In deciding whether or not you have room to improve, the first thing to consider is what your highest practice scores were – were they better than your test day score, or lower? If your test day score was significantly higher (more than three or four points) than your strongest practice score, then you may want to hold on tight to the score that you have. Try taking another practice test and see if you are able to get a score close to, or higher than, your test day score.

You should also determine why you got the score that you did. Did you run out of time on a section and answer the last five questions incorrectly? Did you struggle with one particular logic game, but get the rest of the section largely correct? In situations like this, retaking the test, especially if you can fix the timing issue or understand how to solve the game that you didn’t comprehend the first time, can improve your score. However, if you answered random questions incorrectly for no discernible reason (and not, for example, all of a certain type of logical reasoning problem, like the assumption questions), then it will be more difficult to increase your score.

Retaking the LSAT, if your score increases, will likely aid you in gaining acceptance into a better school, and may result in more scholarship money. However, retaking the test can also be a gamble and you do risk your score dropping. You need to consider whether the potential reward justifies the time, expense, and uncertainty. If it can ensure your acceptance to your first-choice school, greatly increase your chances of a scholarship, or is an easily correctable mistake from the previous test, then taking the exam again is probably advisable. Otherwise, it might be best to stick with the score that you have.

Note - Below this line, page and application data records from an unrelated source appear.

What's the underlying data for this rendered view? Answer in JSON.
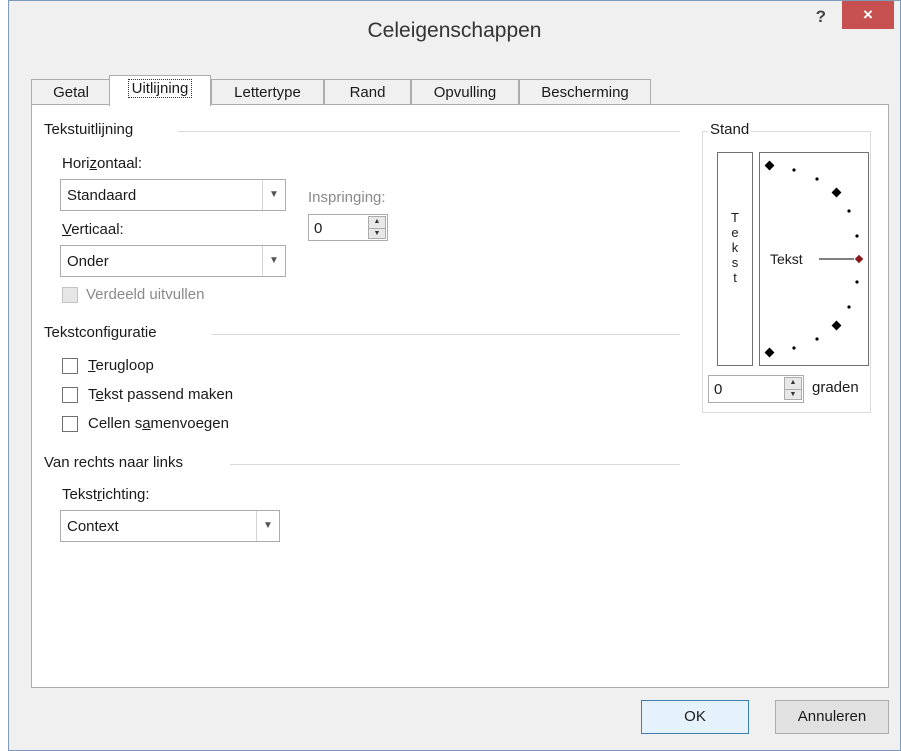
{
  "window": {
    "title": "Celeigenschappen",
    "help": "?",
    "close": "×"
  },
  "tabs": [
    {
      "label": "Getal"
    },
    {
      "label": "Uitlijning"
    },
    {
      "label": "Lettertype"
    },
    {
      "label": "Rand"
    },
    {
      "label": "Opvulling"
    },
    {
      "label": "Bescherming"
    }
  ],
  "text_alignment": {
    "title": "Tekstuitlijning",
    "horizontal": {
      "label_pre": "Hori",
      "label_u": "z",
      "label_post": "ontaal:",
      "value": "Standaard"
    },
    "indent": {
      "label": "Inspringing:",
      "value": "0"
    },
    "vertical": {
      "label_u": "V",
      "label_post": "erticaal:",
      "value": "Onder"
    },
    "distributed": {
      "label": "Verdeeld uitvullen"
    }
  },
  "text_control": {
    "title": "Tekstconfiguratie",
    "wrap": {
      "label_u": "T",
      "label_post": "erugloop"
    },
    "shrink": {
      "label_pre": "T",
      "label_u": "e",
      "label_post": "kst passend maken"
    },
    "merge": {
      "label_pre": "Cellen s",
      "label_u": "a",
      "label_post": "menvoegen"
    }
  },
  "rtl": {
    "title": "Van rechts naar links",
    "direction": {
      "label_pre": "Tekst",
      "label_u": "r",
      "label_post": "ichting:",
      "value": "Context"
    }
  },
  "orientation": {
    "title": "Stand",
    "vertical_text": [
      "T",
      "e",
      "k",
      "s",
      "t"
    ],
    "dial_text": "Tekst",
    "degrees_value": "0",
    "degrees_label_u": "g",
    "degrees_label_post": "raden",
    "accent_color": "#8b1a1a"
  },
  "buttons": {
    "ok": "OK",
    "cancel": "Annuleren"
  }
}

Justin Meyer is a professional LSAT tutor and contributing writer for Varsity Tutors. He holds a JD from the Marshall-Wythe School of Law at the College of William & Mary.